◆ MATERIAL TO PROCESS
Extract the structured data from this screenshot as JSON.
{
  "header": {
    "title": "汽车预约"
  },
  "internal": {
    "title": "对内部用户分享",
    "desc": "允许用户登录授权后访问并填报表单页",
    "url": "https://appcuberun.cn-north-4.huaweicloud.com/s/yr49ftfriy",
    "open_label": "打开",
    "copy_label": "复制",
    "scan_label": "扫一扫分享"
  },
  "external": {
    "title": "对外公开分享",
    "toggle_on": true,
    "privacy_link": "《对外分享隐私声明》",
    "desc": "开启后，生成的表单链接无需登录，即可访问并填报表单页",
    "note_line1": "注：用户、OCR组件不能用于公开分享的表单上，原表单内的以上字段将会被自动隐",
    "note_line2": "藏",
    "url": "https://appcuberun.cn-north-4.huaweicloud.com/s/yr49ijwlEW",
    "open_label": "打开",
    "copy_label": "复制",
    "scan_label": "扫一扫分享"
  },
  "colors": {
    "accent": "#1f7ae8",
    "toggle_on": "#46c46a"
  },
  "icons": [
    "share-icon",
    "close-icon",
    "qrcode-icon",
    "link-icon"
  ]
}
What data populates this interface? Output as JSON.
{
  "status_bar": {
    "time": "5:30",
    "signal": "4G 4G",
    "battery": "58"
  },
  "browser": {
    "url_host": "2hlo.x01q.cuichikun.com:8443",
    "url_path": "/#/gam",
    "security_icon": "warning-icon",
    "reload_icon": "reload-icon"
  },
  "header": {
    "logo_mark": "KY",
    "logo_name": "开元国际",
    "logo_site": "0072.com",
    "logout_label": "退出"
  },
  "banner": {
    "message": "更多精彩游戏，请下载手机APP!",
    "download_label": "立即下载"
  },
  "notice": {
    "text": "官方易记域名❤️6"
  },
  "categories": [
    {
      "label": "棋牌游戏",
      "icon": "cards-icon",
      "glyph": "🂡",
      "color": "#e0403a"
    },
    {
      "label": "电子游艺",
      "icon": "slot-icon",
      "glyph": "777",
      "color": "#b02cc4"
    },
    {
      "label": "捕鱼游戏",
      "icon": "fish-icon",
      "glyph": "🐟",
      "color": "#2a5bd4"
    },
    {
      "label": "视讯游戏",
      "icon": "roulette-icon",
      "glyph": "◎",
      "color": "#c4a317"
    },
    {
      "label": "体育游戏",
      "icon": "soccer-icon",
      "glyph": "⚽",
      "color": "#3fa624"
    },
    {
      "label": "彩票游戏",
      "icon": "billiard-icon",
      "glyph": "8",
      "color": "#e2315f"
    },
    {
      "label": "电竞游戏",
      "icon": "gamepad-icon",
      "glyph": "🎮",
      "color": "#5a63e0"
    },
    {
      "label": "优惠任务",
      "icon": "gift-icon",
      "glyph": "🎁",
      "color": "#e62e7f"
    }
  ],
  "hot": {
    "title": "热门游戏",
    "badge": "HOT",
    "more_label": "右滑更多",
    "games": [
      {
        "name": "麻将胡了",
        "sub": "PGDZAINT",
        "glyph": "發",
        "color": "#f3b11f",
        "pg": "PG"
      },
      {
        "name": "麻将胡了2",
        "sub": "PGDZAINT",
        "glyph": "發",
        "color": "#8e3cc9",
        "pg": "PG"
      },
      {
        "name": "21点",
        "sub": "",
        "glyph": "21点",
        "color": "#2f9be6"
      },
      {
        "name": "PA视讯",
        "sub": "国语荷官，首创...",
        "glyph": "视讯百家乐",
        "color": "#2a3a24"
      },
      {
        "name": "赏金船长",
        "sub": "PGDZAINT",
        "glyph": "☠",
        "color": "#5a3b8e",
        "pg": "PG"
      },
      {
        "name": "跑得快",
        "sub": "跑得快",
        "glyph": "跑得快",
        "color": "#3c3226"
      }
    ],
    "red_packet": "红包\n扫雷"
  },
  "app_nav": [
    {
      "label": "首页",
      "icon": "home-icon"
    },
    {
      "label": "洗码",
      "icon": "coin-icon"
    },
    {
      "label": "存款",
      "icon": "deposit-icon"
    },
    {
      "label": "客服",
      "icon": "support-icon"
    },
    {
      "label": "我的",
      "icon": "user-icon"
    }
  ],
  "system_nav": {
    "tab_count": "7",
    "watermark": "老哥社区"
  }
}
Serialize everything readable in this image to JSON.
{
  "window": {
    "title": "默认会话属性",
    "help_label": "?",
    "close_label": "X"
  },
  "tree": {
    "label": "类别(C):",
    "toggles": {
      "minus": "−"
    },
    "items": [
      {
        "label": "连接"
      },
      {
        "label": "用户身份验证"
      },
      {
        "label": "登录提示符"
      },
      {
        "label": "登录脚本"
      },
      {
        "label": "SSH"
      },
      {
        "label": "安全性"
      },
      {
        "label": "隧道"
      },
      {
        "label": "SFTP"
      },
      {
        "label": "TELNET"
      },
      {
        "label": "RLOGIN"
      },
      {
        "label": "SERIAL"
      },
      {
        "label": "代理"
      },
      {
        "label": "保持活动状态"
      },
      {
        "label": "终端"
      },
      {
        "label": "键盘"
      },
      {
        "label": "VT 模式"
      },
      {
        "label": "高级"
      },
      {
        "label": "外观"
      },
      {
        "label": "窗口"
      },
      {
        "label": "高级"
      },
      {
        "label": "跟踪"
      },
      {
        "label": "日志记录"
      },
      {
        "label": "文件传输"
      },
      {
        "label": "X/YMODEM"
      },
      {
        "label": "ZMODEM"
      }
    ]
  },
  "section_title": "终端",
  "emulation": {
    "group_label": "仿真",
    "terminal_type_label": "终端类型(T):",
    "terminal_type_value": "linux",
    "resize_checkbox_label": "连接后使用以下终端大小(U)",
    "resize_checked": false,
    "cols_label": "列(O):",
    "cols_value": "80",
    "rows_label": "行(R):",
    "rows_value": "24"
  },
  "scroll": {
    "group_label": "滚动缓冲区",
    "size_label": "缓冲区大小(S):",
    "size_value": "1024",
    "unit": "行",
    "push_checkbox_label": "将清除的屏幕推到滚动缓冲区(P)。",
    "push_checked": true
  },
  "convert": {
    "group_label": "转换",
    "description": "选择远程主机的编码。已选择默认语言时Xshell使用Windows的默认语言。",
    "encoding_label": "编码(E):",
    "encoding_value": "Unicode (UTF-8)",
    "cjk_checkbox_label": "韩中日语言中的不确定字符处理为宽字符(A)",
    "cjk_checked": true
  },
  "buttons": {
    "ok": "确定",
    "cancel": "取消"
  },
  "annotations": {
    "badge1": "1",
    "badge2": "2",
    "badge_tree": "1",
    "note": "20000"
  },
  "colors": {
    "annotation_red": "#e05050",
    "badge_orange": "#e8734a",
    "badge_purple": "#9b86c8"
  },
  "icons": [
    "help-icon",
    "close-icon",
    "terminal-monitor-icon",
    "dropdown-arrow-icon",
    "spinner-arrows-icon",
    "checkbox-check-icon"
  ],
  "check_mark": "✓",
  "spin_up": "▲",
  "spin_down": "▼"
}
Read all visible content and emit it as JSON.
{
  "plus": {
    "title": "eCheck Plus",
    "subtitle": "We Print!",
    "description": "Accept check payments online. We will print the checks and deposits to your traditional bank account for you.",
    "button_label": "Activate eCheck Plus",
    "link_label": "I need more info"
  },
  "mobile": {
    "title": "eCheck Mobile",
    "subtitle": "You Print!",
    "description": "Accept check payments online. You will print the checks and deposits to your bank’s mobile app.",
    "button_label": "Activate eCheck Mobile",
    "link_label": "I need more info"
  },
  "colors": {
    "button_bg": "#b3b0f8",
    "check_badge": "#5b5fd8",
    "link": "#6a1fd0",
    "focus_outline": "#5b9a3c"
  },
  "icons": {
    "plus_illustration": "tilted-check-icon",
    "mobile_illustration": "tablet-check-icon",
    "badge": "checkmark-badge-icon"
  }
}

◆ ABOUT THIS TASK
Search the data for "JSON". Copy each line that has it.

◆ RESULT OF THIS EXERCISE
Extract the structured data from this screenshot as JSON.
What data populates this interface? Output as JSON.
Serialize everything readable in this image to JSON.
Read all visible content and emit it as JSON.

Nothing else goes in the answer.